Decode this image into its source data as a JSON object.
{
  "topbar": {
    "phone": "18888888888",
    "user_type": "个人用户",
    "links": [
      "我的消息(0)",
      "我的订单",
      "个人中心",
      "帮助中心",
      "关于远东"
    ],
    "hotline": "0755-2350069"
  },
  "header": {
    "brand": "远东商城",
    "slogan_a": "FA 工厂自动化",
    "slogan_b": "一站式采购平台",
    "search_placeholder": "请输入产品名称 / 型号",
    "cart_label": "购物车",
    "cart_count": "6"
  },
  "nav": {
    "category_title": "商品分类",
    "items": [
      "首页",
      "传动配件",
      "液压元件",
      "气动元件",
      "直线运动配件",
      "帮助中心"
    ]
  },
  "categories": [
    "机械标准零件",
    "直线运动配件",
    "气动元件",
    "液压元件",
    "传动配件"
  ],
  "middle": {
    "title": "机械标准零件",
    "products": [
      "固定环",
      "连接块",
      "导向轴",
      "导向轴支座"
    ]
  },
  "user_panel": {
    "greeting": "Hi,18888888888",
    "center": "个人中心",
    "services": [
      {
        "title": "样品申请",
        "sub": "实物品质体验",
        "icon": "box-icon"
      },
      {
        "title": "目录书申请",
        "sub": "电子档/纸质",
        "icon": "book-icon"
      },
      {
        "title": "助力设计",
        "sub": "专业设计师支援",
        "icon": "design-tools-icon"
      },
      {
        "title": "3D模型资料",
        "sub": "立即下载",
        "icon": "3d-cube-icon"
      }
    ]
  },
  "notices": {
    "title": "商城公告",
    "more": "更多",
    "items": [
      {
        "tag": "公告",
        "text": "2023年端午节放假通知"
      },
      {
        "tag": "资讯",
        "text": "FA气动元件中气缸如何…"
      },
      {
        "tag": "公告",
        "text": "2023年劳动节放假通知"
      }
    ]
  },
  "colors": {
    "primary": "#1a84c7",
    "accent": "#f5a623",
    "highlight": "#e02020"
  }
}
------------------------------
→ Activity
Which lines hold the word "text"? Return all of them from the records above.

→ Answer to the exercise
        "text": "2023年端午节放假通知"
        "text": "FA气动元件中气缸如何…"
        "text": "2023年劳动节放假通知"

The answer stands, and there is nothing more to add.